VICTIMS of hate crimes have spoken out and urged others to come forward to report their experience to the police.

Brighton beach patrol volunteer Charlie Cressey approached a drunk man in Hove to help out, only to suffer homophobic slurs and abuse.

Meanwhile, Rexha Besnik said he suffered racist abuse in Bexhill from two women who followed him to his workplace after a near-miss in a car.

Police Superintendent Rachel Swinney said hate crimes “create fear and humiliation” for victims.

A hate crime is defined as an offence that a victim or member of the public believes has been caused by someone’s bigotry or hatred. Crimes can be committed because of hostility or prejudice based on a person’s race, religion, sexual orientation or transgender, or a disability.

Charlie described an incident of trying to help a drunk man at Hove beach in May.

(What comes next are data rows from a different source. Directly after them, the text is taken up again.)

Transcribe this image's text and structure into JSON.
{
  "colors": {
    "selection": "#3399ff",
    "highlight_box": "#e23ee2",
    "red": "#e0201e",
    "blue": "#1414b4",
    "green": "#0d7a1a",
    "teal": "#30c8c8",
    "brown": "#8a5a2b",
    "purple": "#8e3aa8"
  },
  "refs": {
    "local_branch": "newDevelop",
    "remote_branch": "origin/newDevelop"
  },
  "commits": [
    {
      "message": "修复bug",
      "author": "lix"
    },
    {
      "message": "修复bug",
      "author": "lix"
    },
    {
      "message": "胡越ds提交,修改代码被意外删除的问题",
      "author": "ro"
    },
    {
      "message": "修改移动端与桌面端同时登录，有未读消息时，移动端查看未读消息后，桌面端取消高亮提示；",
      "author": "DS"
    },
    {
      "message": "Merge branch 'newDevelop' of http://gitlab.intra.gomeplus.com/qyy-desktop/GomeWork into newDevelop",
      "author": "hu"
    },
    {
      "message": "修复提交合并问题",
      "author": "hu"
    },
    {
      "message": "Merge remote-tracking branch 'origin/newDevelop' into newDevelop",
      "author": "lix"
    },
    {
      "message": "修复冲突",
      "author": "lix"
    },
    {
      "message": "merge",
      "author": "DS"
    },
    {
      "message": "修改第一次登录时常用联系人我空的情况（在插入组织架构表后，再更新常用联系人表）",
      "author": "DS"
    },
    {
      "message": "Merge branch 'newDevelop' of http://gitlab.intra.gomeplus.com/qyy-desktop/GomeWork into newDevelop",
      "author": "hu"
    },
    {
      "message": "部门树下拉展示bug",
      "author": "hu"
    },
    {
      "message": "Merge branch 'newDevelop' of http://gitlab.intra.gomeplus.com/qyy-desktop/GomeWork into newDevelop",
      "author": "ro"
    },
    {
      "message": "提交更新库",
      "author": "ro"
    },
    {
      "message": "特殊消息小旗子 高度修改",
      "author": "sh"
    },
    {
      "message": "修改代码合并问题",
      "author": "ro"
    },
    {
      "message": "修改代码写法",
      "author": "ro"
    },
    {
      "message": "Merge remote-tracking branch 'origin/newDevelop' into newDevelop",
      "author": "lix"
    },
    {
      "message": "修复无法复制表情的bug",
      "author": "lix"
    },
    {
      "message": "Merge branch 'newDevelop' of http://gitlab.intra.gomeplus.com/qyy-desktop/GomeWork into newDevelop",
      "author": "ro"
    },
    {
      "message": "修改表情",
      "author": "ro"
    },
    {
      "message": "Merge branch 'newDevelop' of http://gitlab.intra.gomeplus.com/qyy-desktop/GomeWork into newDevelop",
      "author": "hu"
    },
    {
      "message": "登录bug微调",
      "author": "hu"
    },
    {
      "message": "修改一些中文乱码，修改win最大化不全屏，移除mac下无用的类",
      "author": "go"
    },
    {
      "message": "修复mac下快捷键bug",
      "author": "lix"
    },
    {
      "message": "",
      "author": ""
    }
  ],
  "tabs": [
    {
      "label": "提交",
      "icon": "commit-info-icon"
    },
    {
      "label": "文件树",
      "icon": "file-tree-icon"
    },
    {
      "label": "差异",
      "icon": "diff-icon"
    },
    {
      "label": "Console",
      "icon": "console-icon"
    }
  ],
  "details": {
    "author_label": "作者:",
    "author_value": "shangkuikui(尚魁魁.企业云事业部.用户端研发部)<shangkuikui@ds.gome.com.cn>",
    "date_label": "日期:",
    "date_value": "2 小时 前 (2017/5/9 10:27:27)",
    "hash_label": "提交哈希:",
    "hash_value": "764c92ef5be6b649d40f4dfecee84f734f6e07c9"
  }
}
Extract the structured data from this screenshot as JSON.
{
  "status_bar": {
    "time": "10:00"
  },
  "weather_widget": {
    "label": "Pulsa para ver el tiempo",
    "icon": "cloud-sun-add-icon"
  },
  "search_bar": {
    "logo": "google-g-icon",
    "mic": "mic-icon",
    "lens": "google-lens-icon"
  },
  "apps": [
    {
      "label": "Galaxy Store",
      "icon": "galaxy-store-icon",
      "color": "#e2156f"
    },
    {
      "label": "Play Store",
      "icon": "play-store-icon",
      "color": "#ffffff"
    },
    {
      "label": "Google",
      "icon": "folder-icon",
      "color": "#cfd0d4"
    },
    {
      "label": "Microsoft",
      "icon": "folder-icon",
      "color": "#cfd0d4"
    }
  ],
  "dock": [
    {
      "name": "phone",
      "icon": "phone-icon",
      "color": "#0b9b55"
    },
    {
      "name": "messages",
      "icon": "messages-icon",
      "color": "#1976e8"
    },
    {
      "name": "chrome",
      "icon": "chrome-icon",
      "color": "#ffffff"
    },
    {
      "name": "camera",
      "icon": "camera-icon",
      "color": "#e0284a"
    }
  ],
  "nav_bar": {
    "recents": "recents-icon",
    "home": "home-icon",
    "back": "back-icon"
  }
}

The man became abusive and started shouting homophobic insults and was arrested for homophobic-aggravated public disorder.

Charlie said: “This experience has helped me realise that any form of hate crime is not acceptable and people do not have to be living with the fear of being a victim of it.

“There are so many people that will look out for you if you speak out. For myself, Sussex Police was a great support and helped me through it all.”

Charlie agreed with the man responsible to accept a £60 donation to Brighton Beach Patrol and an apology letter.

Rexha Besnik was also a victim of hate crime in Bexhill in April. He was on his way to work when he was nearly involved in a car crash.

The occupants of the other vehicle went to his workplace and spouted racist abuse, and one of the women damaged his sunglasses.

Rexha said: “I am glad that I reported the matter to police. The hope is these people will not do the same again.

“I have found reporting the incident a positive experience and was offered victim services which also helped me.

“I am happy with the police, they were quick to respond and I was kept updated of the outcome.”

Both women were given a caution for racially-aggravated public disorder. One of the women was also given a caution for criminal damage.

Superintendent Rachel Swinney said: “Hate crime is damaging, disrespectful and creates fear and humiliation. This can impact not only on those directly exposed to it, but also the wider community.

“It’s not OK to be targeted because of who you are, or because of who people think you are.”

She said reports are taken seriously and help is available for victims. Crimes can be reported on the Sussex Police website, via 101 or in an emergency call 999.